WHAT YOU SHOULD DO:
Copy the data exactly. Images are the one exception.

THE DATA:
┌──

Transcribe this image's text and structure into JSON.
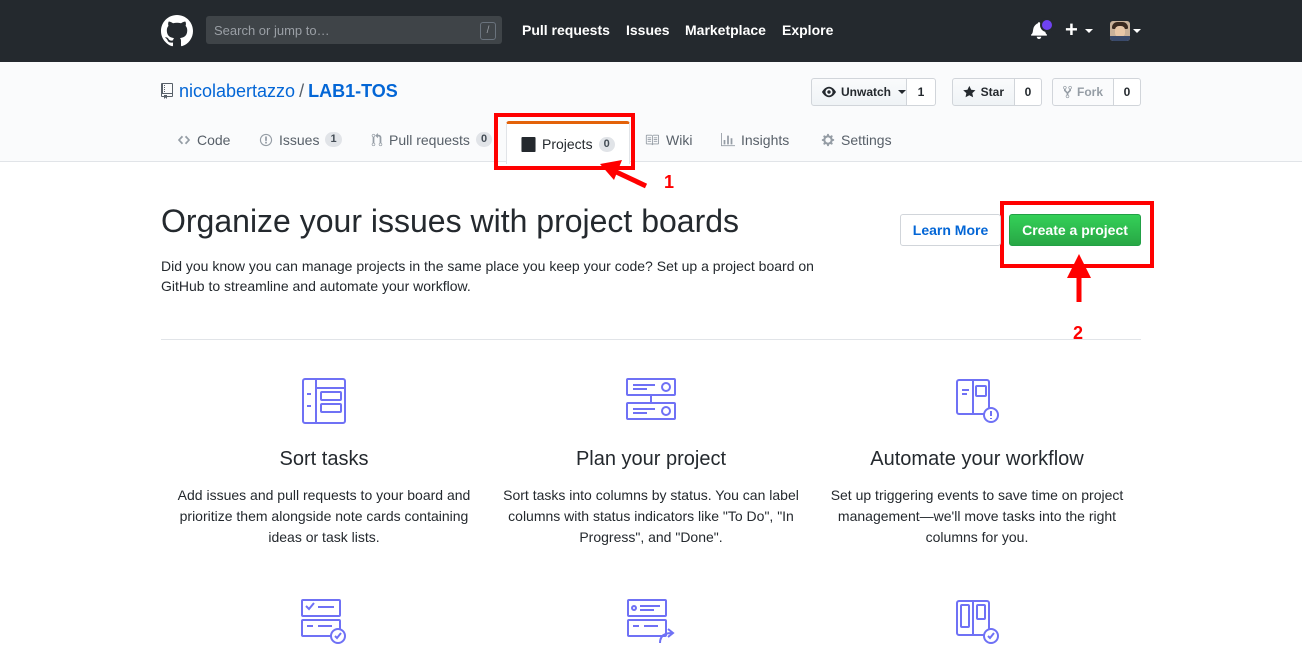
{
  "header": {
    "search_placeholder": "Search or jump to…",
    "search_shortcut": "/",
    "nav": [
      "Pull requests",
      "Issues",
      "Marketplace",
      "Explore"
    ],
    "plus_label": "+"
  },
  "repo": {
    "owner": "nicolabertazzo",
    "separator": "/",
    "name": "LAB1-TOS",
    "watch_label": "Unwatch",
    "watch_count": "1",
    "star_label": "Star",
    "star_count": "0",
    "fork_label": "Fork",
    "fork_count": "0"
  },
  "tabs": {
    "code": "Code",
    "issues": "Issues",
    "issues_count": "1",
    "pulls": "Pull requests",
    "pulls_count": "0",
    "projects": "Projects",
    "projects_count": "0",
    "wiki": "Wiki",
    "insights": "Insights",
    "settings": "Settings"
  },
  "annotations": {
    "one": "1",
    "two": "2",
    "color": "#ff0000"
  },
  "hero": {
    "title": "Organize your issues with project boards",
    "description": "Did you know you can manage projects in the same place you keep your code? Set up a project board on GitHub to streamline and automate your workflow.",
    "learn_more": "Learn More",
    "create": "Create a project"
  },
  "features": [
    {
      "icon": "sort-tasks-icon",
      "title": "Sort tasks",
      "text": "Add issues and pull requests to your board and prioritize them alongside note cards containing ideas or task lists."
    },
    {
      "icon": "plan-project-icon",
      "title": "Plan your project",
      "text": "Sort tasks into columns by status. You can label columns with status indicators like \"To Do\", \"In Progress\", and \"Done\"."
    },
    {
      "icon": "automate-workflow-icon",
      "title": "Automate your workflow",
      "text": "Set up triggering events to save time on project management—we'll move tasks into the right columns for you."
    }
  ],
  "colors": {
    "topbar": "#24292e",
    "accent": "#0366d6",
    "create_green": "#28a745",
    "illustration": "#6f71f5"
  }
}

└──

REPLY TO THE TASK:
Transcribe this image's text and structure into JSON.
{
  "header": {
    "search_placeholder": "Search or jump to…",
    "search_shortcut": "/",
    "nav": [
      "Pull requests",
      "Issues",
      "Marketplace",
      "Explore"
    ],
    "plus_label": "+"
  },
  "repo": {
    "owner": "nicolabertazzo",
    "separator": "/",
    "name": "LAB1-TOS",
    "watch_label": "Unwatch",
    "watch_count": "1",
    "star_label": "Star",
    "star_count": "0",
    "fork_label": "Fork",
    "fork_count": "0"
  },
  "tabs": {
    "code": "Code",
    "issues": "Issues",
    "issues_count": "1",
    "pulls": "Pull requests",
    "pulls_count": "0",
    "projects": "Projects",
    "projects_count": "0",
    "wiki": "Wiki",
    "insights": "Insights",
    "settings": "Settings"
  },
  "annotations": {
    "one": "1",
    "two": "2",
    "color": "#ff0000"
  },
  "hero": {
    "title": "Organize your issues with project boards",
    "description": "Did you know you can manage projects in the same place you keep your code? Set up a project board on GitHub to streamline and automate your workflow.",
    "learn_more": "Learn More",
    "create": "Create a project"
  },
  "features": [
    {
      "icon": "sort-tasks-icon",
      "title": "Sort tasks",
      "text": "Add issues and pull requests to your board and prioritize them alongside note cards containing ideas or task lists."
    },
    {
      "icon": "plan-project-icon",
      "title": "Plan your project",
      "text": "Sort tasks into columns by status. You can label columns with status indicators like \"To Do\", \"In Progress\", and \"Done\"."
    },
    {
      "icon": "automate-workflow-icon",
      "title": "Automate your workflow",
      "text": "Set up triggering events to save time on project management—we'll move tasks into the right columns for you."
    }
  ],
  "colors": {
    "topbar": "#24292e",
    "accent": "#0366d6",
    "create_green": "#28a745",
    "illustration": "#6f71f5"
  }
}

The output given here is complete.